will also tell you that it's standard government policy to broaden public access as much as possible. "Our books are open," said William Kilmartin, comptroller for the state of Massachusetts, explaining why his office is exploiting the Internet to access mainframe data. "We believe that people other than state employees should have access to government data."

Kilmartin cited other reasons why there's so much interest in using the Internet to access legacy data. The Internet offers Web browser technology, which is easy for nontechnical people to use, and delivers tremendous economies of scale. Right now, it's the most cost-effective way to make data accessible to as much of the public as possible. The Internet also is fast-becoming the infrastructure for electronic commerce, overtaking electronic data interchange and other computerized means of transacting business.

Fast-Moving Market

Web access to legacy data is still in its infancy. In 1996, sales of Web-to-legacy tools totaled just $35 million, according to International Data Corp. Industry experts and users of Web-to-legacy products say the market is fast-moving, however. New products are entering the market all the time, while existing development tools undergo major revisions every 12 months.

For the uninitiated, the process of choosing the right tool for the right job can be bewildering. Vendors are also apt to mislead customers, warned Stuart Greenfield, a systems analyst for the Texas Comptroller of Public Accounts. Greenfield has been working on Web-to-legacy projects for nearly two years. "You have to make sure the vendor's products can do what they say they can do," he said.

One tool that has performed well for Greenfield is a product called Amazon, from Intelligent Environments. He used Amazon to create a Web application that links a CICS transaction system running on an IBM mainframe to a search form on a browser. Banks and auditing firms that want to check on the franchise tax status of companies doing business in Texas can now use their browser to search -- in minutes -- for company financial data that once took state employees a tremendous amount of time to locate.

Except for IBM, a quick look at the leading Web-to-legacy software vendors reveals they are not household names. A cluster of small firms on the industry's top tier list include Wall Data, Attachmate, OpenConnect Systems, Centura Software, Apertus Technologies and Simware.

Another relatively obscure tool is Corridor from Tuebner & Associates. Corridor is a Web-to-mainframe software translator product that allows Web browsers to appear as 3270/5250 terminals to host mainframe systems. BDM International is using it, along with Sapphire/Web, a development tool from Bluestone Software, to build a Web-to-legacy application for the state of Montana. Tor Gudmundsen, project manager for BDM, said that the choice of Web-to-legacy tools has improved. "When we started, it was hard to predict where the market was headed. Today, things are better; the graphics have improved dramatically."

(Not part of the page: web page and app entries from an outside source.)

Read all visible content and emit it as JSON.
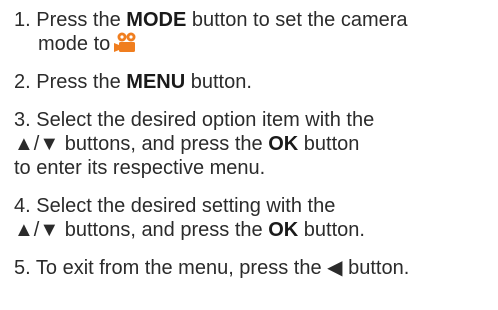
{
  "steps": [
    {
      "number": "1.",
      "pre": "Press the",
      "key": "MODE",
      "post": "button to set the camera",
      "line2": "mode to",
      "icon": "video-camera-icon",
      "icon_color": "#f07e1f"
    },
    {
      "number": "2.",
      "pre": "Press the",
      "key": "MENU",
      "post": "button."
    },
    {
      "number": "3.",
      "line1": "Select the desired option item with the",
      "arrows": "▲/▼",
      "mid": "buttons, and press the",
      "key": "OK",
      "post": "button",
      "line3": "to enter its respective menu."
    },
    {
      "number": "4.",
      "line1": "Select the desired setting with the",
      "arrows": "▲/▼",
      "mid": "buttons, and press the",
      "key": "OK",
      "post": "button."
    },
    {
      "number": "5.",
      "text": "To exit from the menu, press the",
      "arrow": "◀",
      "post": "button."
    }
  ]
}
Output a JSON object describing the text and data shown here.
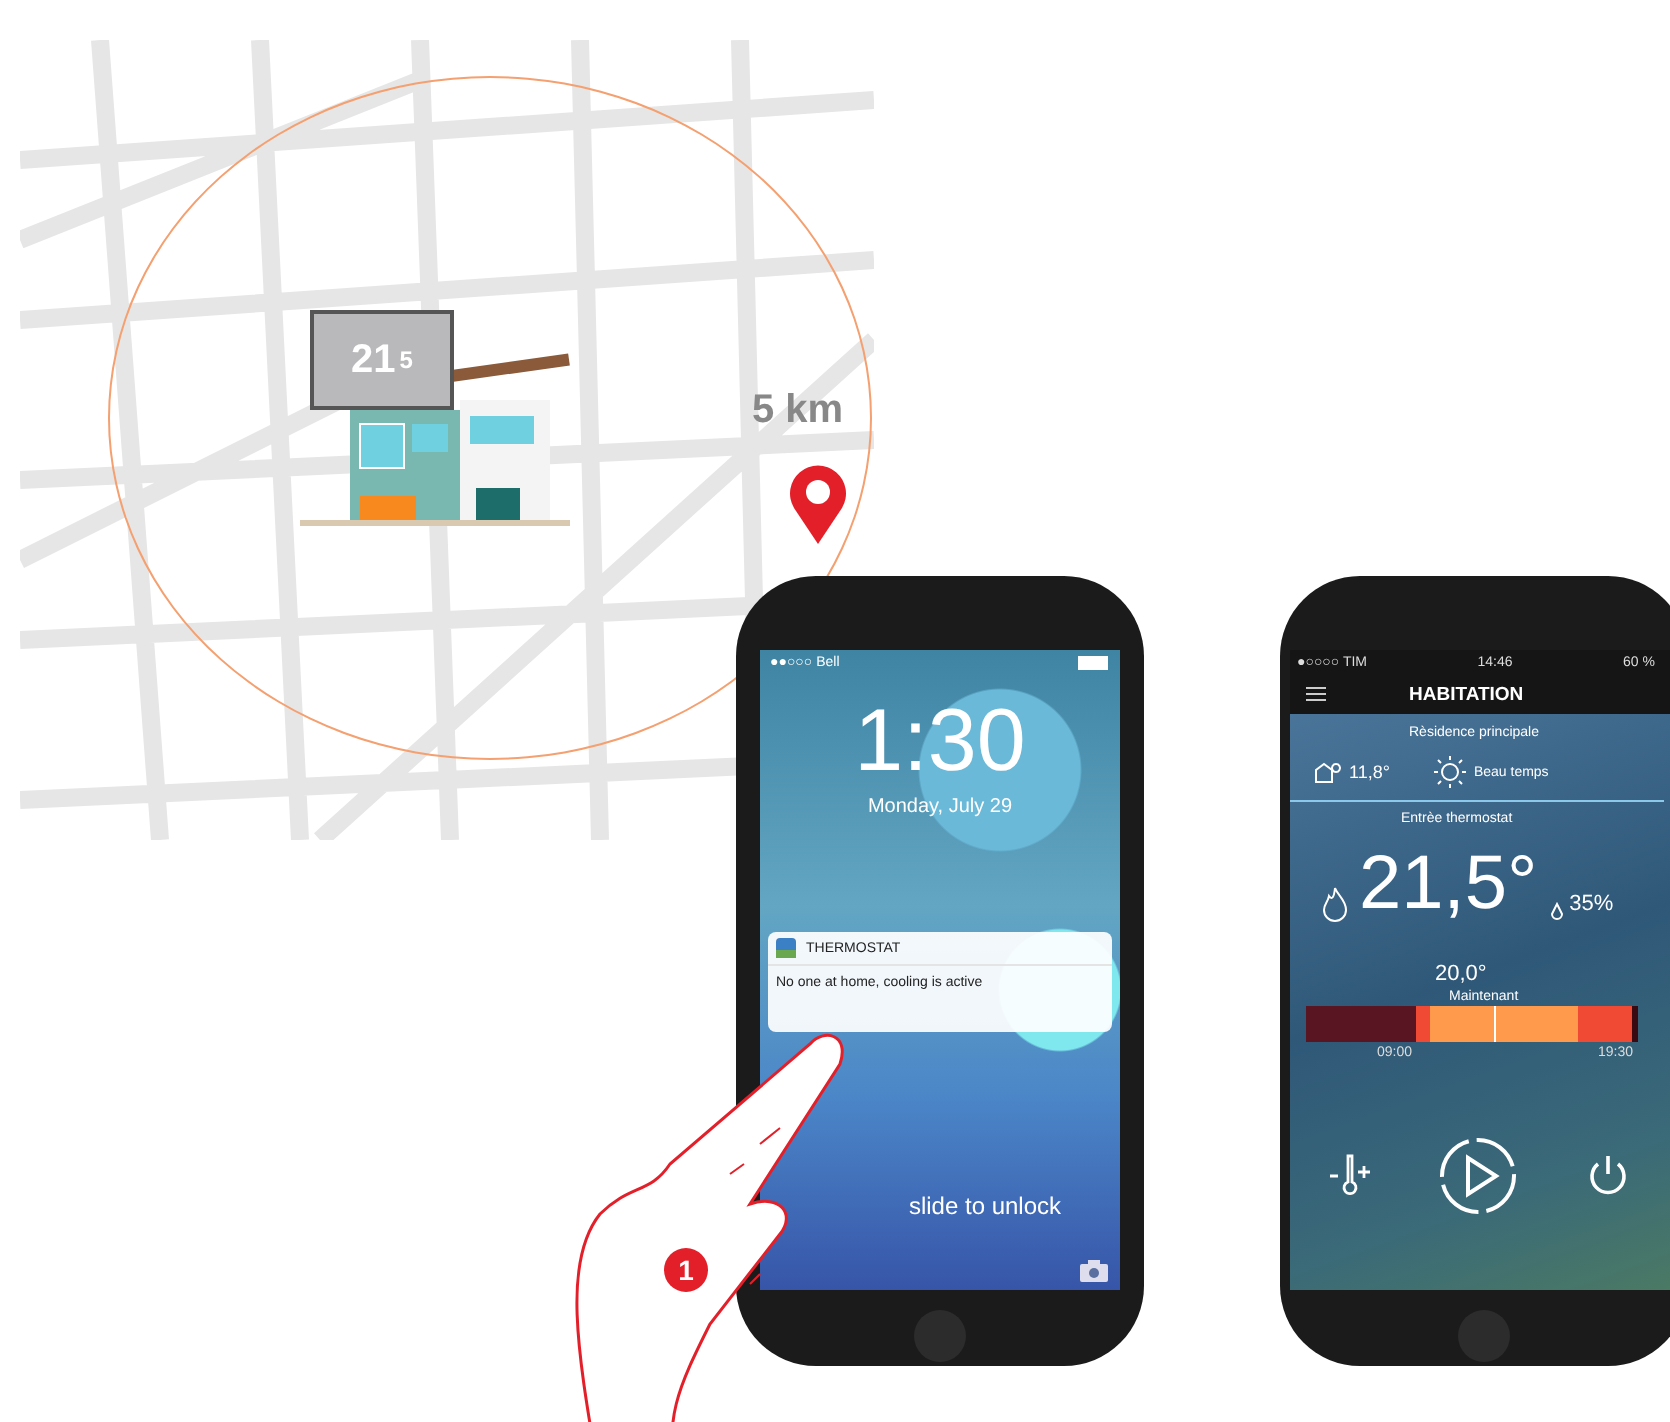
{
  "map": {
    "distance": "5 km",
    "thermostat": {
      "display": "21",
      "display_decimal": "5"
    }
  },
  "step_badge": "1",
  "lock_screen": {
    "status": {
      "carrier": "●●○○○ Bell"
    },
    "time": "1:30",
    "date": "Monday, July 29",
    "notification": {
      "app": "THERMOSTAT",
      "message": "No one at home, cooling is active"
    },
    "slide_hint": "slide to unlock"
  },
  "app_screen": {
    "status": {
      "carrier": "●○○○○ TIM",
      "time": "14:46",
      "battery": "60 %"
    },
    "title": "HABITATION",
    "location": "Rèsidence principale",
    "outdoor_temp": "11,8°",
    "weather": "Beau temps",
    "section": "Entrèe thermostat",
    "temperature": "21,5°",
    "humidity": "35%",
    "setpoint": "20,0°",
    "now_label": "Maintenant",
    "time_marks": [
      "09:00",
      "19:30"
    ]
  }
}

One reason why states are hopping on the Web-to-legacy bandwagon is the fact that applications residing on legacy systems and accessed through terminals have a lot in common with Web applications. Both have thin clients, so merging the two is not that tough.

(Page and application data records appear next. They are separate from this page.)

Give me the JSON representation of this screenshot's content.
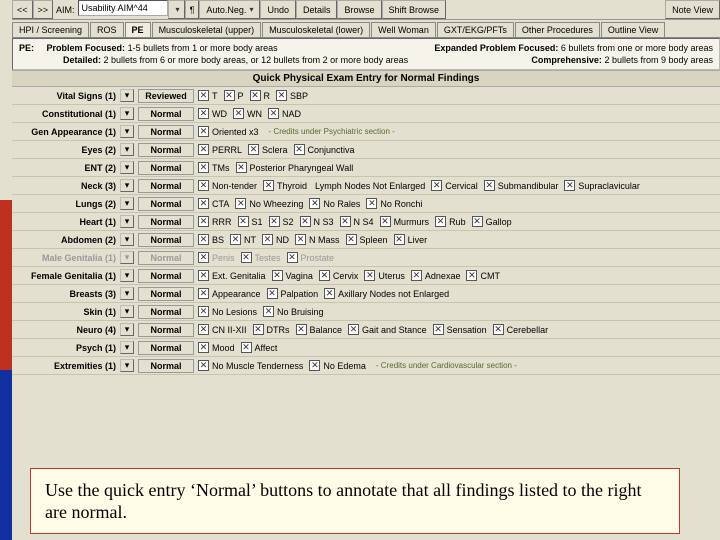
{
  "topbar": {
    "nav_prev": "<<",
    "nav_next": ">>",
    "aim_label": "AIM:",
    "aim_value": "Usability AIM^44",
    "auto_neg": "Auto.Neg.",
    "undo": "Undo",
    "details": "Details",
    "browse": "Browse",
    "shift_browse": "Shift Browse",
    "note_view": "Note View"
  },
  "tabs": [
    {
      "label": "HPI / Screening"
    },
    {
      "label": "ROS"
    },
    {
      "label": "PE",
      "active": true
    },
    {
      "label": "Musculoskeletal (upper)"
    },
    {
      "label": "Musculoskeletal (lower)"
    },
    {
      "label": "Well Woman"
    },
    {
      "label": "GXT/EKG/PFTs"
    },
    {
      "label": "Other Procedures"
    },
    {
      "label": "Outline View"
    }
  ],
  "pe_header": {
    "pe": "PE:",
    "pf_label": "Problem Focused:",
    "pf_text": "1-5 bullets from 1 or more body areas",
    "epf_label": "Expanded Problem Focused:",
    "epf_text": "6 bullets from one or more body areas",
    "det_label": "Detailed:",
    "det_text": "2 bullets from 6 or more body areas, or 12 bullets from 2 or more body areas",
    "comp_label": "Comprehensive:",
    "comp_text": "2 bullets from 9 body areas"
  },
  "section_title": "Quick Physical Exam Entry for Normal Findings",
  "normal_label": "Normal",
  "reviewed_label": "Reviewed",
  "expand_glyph": "▾",
  "rows": [
    {
      "name": "Vital Signs (1)",
      "btn": "reviewed",
      "findings": [
        "T",
        "P",
        "R",
        "SBP"
      ]
    },
    {
      "name": "Constitutional (1)",
      "btn": "normal",
      "findings": [
        "WD",
        "WN",
        "NAD"
      ]
    },
    {
      "name": "Gen Appearance (1)",
      "btn": "normal",
      "findings": [
        "Oriented x3"
      ],
      "note": "- Credits under Psychiatric section -"
    },
    {
      "name": "Eyes (2)",
      "btn": "normal",
      "findings": [
        "PERRL",
        "Sclera",
        "Conjunctiva"
      ]
    },
    {
      "name": "ENT (2)",
      "btn": "normal",
      "findings": [
        "TMs",
        "Posterior Pharyngeal Wall"
      ]
    },
    {
      "name": "Neck (3)",
      "btn": "normal",
      "findings": [
        "Non-tender",
        "Thyroid"
      ],
      "plain": "Lymph Nodes Not Enlarged",
      "extra": [
        "Cervical",
        "Submandibular",
        "Supraclavicular"
      ]
    },
    {
      "name": "Lungs (2)",
      "btn": "normal",
      "findings": [
        "CTA",
        "No Wheezing",
        "No Rales",
        "No Ronchi"
      ]
    },
    {
      "name": "Heart (1)",
      "btn": "normal",
      "findings": [
        "RRR",
        "S1",
        "S2",
        "N S3",
        "N S4",
        "Murmurs",
        "Rub",
        "Gallop"
      ]
    },
    {
      "name": "Abdomen (2)",
      "btn": "normal",
      "findings": [
        "BS",
        "NT",
        "ND",
        "N Mass",
        "Spleen",
        "Liver"
      ]
    },
    {
      "name": "Male Genitalia (1)",
      "btn": "normal",
      "findings": [
        "Penis",
        "Testes",
        "Prostate"
      ],
      "dim": true
    },
    {
      "name": "Female Genitalia (1)",
      "btn": "normal",
      "findings": [
        "Ext. Genitalia",
        "Vagina",
        "Cervix",
        "Uterus",
        "Adnexae",
        "CMT"
      ]
    },
    {
      "name": "Breasts (3)",
      "btn": "normal",
      "findings": [
        "Appearance",
        "Palpation",
        "Axillary Nodes not Enlarged"
      ]
    },
    {
      "name": "Skin (1)",
      "btn": "normal",
      "findings": [
        "No Lesions",
        "No Bruising"
      ]
    },
    {
      "name": "Neuro (4)",
      "btn": "normal",
      "findings": [
        "CN II-XII",
        "DTRs",
        "Balance",
        "Gait and Stance",
        "Sensation",
        "Cerebellar"
      ]
    },
    {
      "name": "Psych (1)",
      "btn": "normal",
      "findings": [
        "Mood",
        "Affect"
      ]
    },
    {
      "name": "Extremities (1)",
      "btn": "normal",
      "findings": [
        "No Muscle Tenderness",
        "No Edema"
      ],
      "note": "- Credits under Cardiovascular section -"
    }
  ],
  "callout": "Use the quick entry ‘Normal’ buttons to annotate that all findings listed to the right are normal."
}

In general, there are three approaches to merging the Web with terminal applications:

* On-the-fly conversion of terminal applications to HTML;

* Delivery of actual terminal sessions within a Web page; and

* Application servers that broker data transfers between the Web and host applications.

Some approaches are faster than others, but overall, developing the Web-to-legacy applications is not that difficult, as long as you use the right tools for the right job. Some organizations prefer to use Java, the programming language, for merging intranet applications with legacy data and conversion tools for Internet applications. Trouble occurs when bells and whistles are added to the mix, such as hardware components